*** Extracted data ***
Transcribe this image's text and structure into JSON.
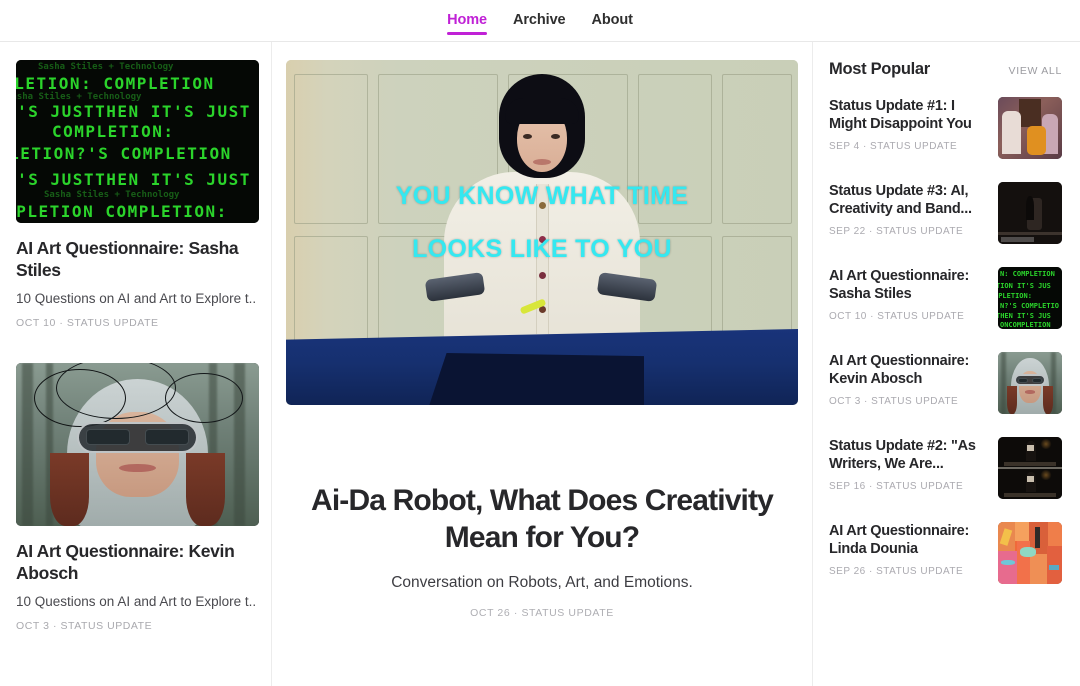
{
  "header": {
    "nav": [
      {
        "label": "Home",
        "active": true
      },
      {
        "label": "Archive",
        "active": false
      },
      {
        "label": "About",
        "active": false
      }
    ],
    "active_color": "#c021d6"
  },
  "left_column": {
    "cards": [
      {
        "title": "AI Art Questionnaire: Sasha Stiles",
        "subtitle": "10 Questions on AI and Art to Explore t...",
        "meta": "OCT 10 · STATUS UPDATE",
        "thumb_name": "terminal-green-code-art",
        "thumb_lines": [
          "Sasha Stiles + Technology",
          "MPLETION:  COMPLETION",
          "Sasha Stiles + Technology",
          "T'S JUST THEN IT'S JUST",
          "COMPLETION:",
          "PLETION?'S  COMPLETION",
          "T'S JUST THEN IT'S JUST",
          "Sasha Stiles + Technology",
          "OMPLETION COMPLETION:"
        ]
      },
      {
        "title": "AI Art Questionnaire: Kevin Abosch",
        "subtitle": "10 Questions on AI and Art to Explore t...",
        "meta": "OCT 3 · STATUS UPDATE",
        "thumb_name": "cyborg-forest-portrait"
      }
    ]
  },
  "main": {
    "hero": {
      "image_name": "ai-da-robot-video-still",
      "caption_line1": "YOU KNOW WHAT TIME",
      "caption_line2": "LOOKS LIKE TO YOU",
      "caption_color": "#35e8f0"
    },
    "title": "Ai-Da Robot, What Does Creativity Mean for You?",
    "subtitle": "Conversation on Robots, Art, and Emotions.",
    "meta": "OCT 26 · STATUS UPDATE"
  },
  "sidebar": {
    "title": "Most Popular",
    "view_all": "VIEW ALL",
    "items": [
      {
        "title": "Status Update #1: I Might Disappoint You",
        "meta": "SEP 4 · STATUS UPDATE",
        "thumb_name": "classroom-photo"
      },
      {
        "title": "Status Update #3: AI, Creativity and Band...",
        "meta": "SEP 22 · STATUS UPDATE",
        "thumb_name": "lecture-photo"
      },
      {
        "title": "AI Art Questionnaire: Sasha Stiles",
        "meta": "OCT 10 · STATUS UPDATE",
        "thumb_name": "terminal-green-code-art"
      },
      {
        "title": "AI Art Questionnaire: Kevin Abosch",
        "meta": "OCT 3 · STATUS UPDATE",
        "thumb_name": "cyborg-forest-portrait"
      },
      {
        "title": "Status Update #2: \"As Writers, We Are...",
        "meta": "SEP 16 · STATUS UPDATE",
        "thumb_name": "stage-talk-photo"
      },
      {
        "title": "AI Art Questionnaire: Linda Dounia",
        "meta": "SEP 26 · STATUS UPDATE",
        "thumb_name": "orange-abstract-collage"
      }
    ]
  }
}
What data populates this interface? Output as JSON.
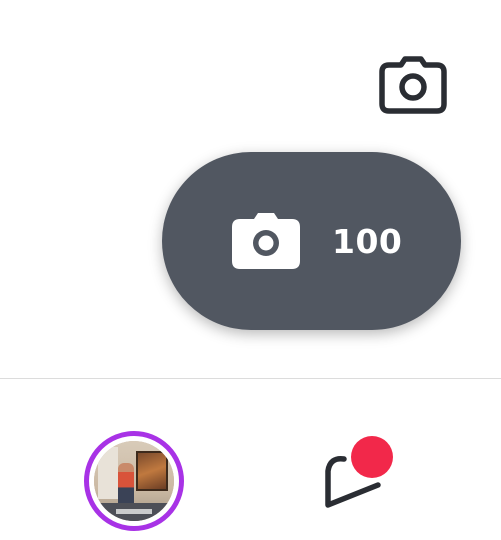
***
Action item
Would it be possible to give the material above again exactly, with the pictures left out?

Output of the exercise
Transcribe this image's text and structure into JSON.
{
  "header": {
    "nav": [
      {
        "label": "Home",
        "active": true
      },
      {
        "label": "Archive",
        "active": false
      },
      {
        "label": "About",
        "active": false
      }
    ],
    "active_color": "#c021d6"
  },
  "left_column": {
    "cards": [
      {
        "title": "AI Art Questionnaire: Sasha Stiles",
        "subtitle": "10 Questions on AI and Art to Explore t...",
        "meta": "OCT 10 · STATUS UPDATE",
        "thumb_name": "terminal-green-code-art",
        "thumb_lines": [
          "Sasha Stiles + Technology",
          "MPLETION:  COMPLETION",
          "Sasha Stiles + Technology",
          "T'S JUST THEN IT'S JUST",
          "COMPLETION:",
          "PLETION?'S  COMPLETION",
          "T'S JUST THEN IT'S JUST",
          "Sasha Stiles + Technology",
          "OMPLETION COMPLETION:"
        ]
      },
      {
        "title": "AI Art Questionnaire: Kevin Abosch",
        "subtitle": "10 Questions on AI and Art to Explore t...",
        "meta": "OCT 3 · STATUS UPDATE",
        "thumb_name": "cyborg-forest-portrait"
      }
    ]
  },
  "main": {
    "hero": {
      "image_name": "ai-da-robot-video-still",
      "caption_line1": "YOU KNOW WHAT TIME",
      "caption_line2": "LOOKS LIKE TO YOU",
      "caption_color": "#35e8f0"
    },
    "title": "Ai-Da Robot, What Does Creativity Mean for You?",
    "subtitle": "Conversation on Robots, Art, and Emotions.",
    "meta": "OCT 26 · STATUS UPDATE"
  },
  "sidebar": {
    "title": "Most Popular",
    "view_all": "VIEW ALL",
    "items": [
      {
        "title": "Status Update #1: I Might Disappoint You",
        "meta": "SEP 4 · STATUS UPDATE",
        "thumb_name": "classroom-photo"
      },
      {
        "title": "Status Update #3: AI, Creativity and Band...",
        "meta": "SEP 22 · STATUS UPDATE",
        "thumb_name": "lecture-photo"
      },
      {
        "title": "AI Art Questionnaire: Sasha Stiles",
        "meta": "OCT 10 · STATUS UPDATE",
        "thumb_name": "terminal-green-code-art"
      },
      {
        "title": "AI Art Questionnaire: Kevin Abosch",
        "meta": "OCT 3 · STATUS UPDATE",
        "thumb_name": "cyborg-forest-portrait"
      },
      {
        "title": "Status Update #2: \"As Writers, We Are...",
        "meta": "SEP 16 · STATUS UPDATE",
        "thumb_name": "stage-talk-photo"
      },
      {
        "title": "AI Art Questionnaire: Linda Dounia",
        "meta": "SEP 26 · STATUS UPDATE",
        "thumb_name": "orange-abstract-collage"
      }
    ]
  }
}
What data populates this interface? Output as JSON.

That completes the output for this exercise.